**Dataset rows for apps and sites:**
__________________________________________________

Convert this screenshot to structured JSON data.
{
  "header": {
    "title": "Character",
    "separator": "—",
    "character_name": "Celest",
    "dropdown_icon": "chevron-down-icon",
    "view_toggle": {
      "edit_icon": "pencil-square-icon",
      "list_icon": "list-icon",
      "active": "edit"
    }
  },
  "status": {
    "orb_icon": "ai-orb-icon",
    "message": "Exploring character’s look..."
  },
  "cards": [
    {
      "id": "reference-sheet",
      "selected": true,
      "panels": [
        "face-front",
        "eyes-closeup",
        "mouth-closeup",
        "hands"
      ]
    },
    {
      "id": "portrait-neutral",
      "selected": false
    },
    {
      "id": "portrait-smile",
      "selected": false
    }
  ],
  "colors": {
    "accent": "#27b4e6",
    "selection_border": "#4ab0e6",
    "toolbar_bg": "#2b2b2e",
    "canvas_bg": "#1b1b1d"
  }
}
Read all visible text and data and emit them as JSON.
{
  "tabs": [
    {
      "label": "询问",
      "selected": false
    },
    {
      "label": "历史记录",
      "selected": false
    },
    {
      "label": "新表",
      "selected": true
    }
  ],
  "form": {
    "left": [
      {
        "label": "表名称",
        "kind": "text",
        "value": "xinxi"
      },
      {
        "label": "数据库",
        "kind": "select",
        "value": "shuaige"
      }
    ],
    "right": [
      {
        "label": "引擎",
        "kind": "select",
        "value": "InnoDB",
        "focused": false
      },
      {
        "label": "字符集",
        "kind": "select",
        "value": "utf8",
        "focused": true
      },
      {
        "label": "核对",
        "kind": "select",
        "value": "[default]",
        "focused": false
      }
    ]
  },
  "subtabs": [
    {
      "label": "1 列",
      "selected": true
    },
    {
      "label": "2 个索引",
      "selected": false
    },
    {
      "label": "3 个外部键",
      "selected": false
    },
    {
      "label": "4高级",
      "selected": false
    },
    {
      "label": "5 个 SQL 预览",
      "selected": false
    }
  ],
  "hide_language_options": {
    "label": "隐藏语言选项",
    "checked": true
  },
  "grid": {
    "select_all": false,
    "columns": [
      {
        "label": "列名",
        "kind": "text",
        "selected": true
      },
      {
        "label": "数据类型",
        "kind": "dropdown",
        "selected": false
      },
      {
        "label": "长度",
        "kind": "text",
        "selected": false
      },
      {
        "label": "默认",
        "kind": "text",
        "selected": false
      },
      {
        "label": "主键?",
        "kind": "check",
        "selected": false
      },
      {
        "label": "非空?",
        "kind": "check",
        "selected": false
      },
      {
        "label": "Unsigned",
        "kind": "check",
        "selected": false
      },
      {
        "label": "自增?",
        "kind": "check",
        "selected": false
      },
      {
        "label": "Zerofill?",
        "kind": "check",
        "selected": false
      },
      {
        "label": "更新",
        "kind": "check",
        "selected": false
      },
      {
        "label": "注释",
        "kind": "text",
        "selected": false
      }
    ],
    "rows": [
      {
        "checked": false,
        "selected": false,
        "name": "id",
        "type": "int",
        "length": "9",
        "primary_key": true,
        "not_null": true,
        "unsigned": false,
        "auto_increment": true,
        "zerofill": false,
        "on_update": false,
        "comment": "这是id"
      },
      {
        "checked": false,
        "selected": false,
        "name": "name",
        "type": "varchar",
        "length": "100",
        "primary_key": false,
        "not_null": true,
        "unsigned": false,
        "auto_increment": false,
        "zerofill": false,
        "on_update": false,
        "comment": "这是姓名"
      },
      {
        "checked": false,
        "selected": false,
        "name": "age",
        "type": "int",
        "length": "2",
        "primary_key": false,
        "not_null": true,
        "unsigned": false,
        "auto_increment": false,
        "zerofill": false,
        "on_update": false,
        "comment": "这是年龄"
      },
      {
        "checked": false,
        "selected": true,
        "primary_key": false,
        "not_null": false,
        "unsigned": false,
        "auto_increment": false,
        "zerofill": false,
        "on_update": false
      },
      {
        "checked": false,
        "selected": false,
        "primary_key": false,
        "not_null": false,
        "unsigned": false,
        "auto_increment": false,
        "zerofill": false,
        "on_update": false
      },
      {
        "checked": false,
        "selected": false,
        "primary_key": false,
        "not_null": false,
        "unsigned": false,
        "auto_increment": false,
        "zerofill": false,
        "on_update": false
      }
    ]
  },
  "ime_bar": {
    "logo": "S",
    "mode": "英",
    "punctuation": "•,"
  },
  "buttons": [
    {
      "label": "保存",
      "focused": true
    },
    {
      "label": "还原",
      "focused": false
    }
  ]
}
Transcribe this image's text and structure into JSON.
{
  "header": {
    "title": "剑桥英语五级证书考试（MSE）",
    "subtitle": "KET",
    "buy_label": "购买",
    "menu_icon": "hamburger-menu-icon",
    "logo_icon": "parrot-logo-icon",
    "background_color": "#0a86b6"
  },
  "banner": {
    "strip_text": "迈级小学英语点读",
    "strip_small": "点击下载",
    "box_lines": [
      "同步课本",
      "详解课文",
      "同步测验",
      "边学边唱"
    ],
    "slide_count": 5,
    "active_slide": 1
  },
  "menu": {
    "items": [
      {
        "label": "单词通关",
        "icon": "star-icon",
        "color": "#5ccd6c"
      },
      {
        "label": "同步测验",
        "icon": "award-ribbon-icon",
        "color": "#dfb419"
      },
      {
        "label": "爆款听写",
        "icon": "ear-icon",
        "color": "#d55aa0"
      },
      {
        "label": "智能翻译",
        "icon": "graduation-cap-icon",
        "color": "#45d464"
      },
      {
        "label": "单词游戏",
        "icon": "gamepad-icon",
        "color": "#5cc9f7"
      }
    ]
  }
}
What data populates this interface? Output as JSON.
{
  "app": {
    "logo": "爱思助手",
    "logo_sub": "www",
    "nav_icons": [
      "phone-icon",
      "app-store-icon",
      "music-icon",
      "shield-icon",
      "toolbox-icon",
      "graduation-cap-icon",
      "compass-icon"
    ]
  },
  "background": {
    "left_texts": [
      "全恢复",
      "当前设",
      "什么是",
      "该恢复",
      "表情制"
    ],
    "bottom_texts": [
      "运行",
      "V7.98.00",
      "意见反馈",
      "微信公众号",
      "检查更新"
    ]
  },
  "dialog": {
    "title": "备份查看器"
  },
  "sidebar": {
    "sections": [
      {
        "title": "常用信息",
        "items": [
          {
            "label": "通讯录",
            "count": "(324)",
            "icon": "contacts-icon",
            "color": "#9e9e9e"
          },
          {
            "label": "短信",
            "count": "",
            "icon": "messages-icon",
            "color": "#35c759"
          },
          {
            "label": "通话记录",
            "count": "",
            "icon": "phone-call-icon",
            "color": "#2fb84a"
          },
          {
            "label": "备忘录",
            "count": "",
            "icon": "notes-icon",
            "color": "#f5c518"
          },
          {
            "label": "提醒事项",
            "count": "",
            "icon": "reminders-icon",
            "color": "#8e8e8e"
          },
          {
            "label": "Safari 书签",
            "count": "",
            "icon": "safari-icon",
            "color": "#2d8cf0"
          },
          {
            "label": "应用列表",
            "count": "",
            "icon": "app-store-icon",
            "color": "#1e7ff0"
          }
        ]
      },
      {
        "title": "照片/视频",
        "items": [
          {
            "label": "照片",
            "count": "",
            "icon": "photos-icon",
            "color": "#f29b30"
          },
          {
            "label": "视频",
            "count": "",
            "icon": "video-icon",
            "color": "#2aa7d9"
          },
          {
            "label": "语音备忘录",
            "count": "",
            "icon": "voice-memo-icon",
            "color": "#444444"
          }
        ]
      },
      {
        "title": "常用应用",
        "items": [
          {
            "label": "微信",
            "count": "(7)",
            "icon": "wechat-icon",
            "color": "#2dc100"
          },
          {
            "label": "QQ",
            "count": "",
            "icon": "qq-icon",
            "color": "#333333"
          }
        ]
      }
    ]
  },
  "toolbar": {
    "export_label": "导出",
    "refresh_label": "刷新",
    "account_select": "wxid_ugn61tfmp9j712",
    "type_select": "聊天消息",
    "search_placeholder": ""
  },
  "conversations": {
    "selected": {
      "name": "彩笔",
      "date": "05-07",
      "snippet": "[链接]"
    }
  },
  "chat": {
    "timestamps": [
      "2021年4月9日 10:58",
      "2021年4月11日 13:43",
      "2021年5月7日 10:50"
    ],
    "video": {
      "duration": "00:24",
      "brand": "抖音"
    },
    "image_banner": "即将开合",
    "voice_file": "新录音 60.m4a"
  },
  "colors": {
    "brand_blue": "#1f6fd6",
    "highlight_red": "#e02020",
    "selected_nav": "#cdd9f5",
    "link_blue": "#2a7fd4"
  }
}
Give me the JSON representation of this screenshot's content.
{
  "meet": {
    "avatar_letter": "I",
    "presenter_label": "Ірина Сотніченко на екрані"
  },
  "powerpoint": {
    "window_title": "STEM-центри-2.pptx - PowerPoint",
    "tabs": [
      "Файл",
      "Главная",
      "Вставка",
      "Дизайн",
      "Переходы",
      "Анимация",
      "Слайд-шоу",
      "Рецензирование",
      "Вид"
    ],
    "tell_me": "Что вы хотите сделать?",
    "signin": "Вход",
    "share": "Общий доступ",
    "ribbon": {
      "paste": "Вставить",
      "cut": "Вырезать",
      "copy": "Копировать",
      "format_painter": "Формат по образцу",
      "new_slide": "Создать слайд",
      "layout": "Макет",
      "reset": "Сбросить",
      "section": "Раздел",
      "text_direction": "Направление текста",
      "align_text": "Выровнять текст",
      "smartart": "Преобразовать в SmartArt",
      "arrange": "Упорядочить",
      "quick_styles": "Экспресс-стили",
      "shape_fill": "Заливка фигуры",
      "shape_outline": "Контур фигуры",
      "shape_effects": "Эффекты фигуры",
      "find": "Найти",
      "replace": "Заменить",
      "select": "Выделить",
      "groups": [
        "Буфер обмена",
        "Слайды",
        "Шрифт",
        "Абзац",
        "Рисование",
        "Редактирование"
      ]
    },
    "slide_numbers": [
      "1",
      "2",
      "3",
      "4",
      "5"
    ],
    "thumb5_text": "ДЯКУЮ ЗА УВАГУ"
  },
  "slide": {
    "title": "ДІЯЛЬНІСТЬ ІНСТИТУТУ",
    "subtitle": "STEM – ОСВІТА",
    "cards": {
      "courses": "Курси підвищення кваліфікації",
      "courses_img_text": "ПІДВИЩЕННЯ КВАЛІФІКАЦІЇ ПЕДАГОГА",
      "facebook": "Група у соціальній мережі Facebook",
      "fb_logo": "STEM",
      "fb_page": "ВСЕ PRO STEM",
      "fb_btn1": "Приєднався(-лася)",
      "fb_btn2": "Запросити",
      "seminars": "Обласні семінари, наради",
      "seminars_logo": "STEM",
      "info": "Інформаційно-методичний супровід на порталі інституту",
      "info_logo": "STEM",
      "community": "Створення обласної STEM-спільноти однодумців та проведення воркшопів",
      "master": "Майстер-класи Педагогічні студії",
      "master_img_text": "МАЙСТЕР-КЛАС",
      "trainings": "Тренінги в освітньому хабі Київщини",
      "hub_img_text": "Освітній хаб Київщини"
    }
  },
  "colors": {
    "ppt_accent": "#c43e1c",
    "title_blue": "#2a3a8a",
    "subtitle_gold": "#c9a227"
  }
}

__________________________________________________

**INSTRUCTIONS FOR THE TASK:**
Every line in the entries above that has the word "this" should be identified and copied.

**SOLUTION:**
Convert this screenshot to structured JSON data.
Transcribe this image's text and structure into JSON.
What data populates this interface? Output as JSON.
Give me the JSON representation of this screenshot's content.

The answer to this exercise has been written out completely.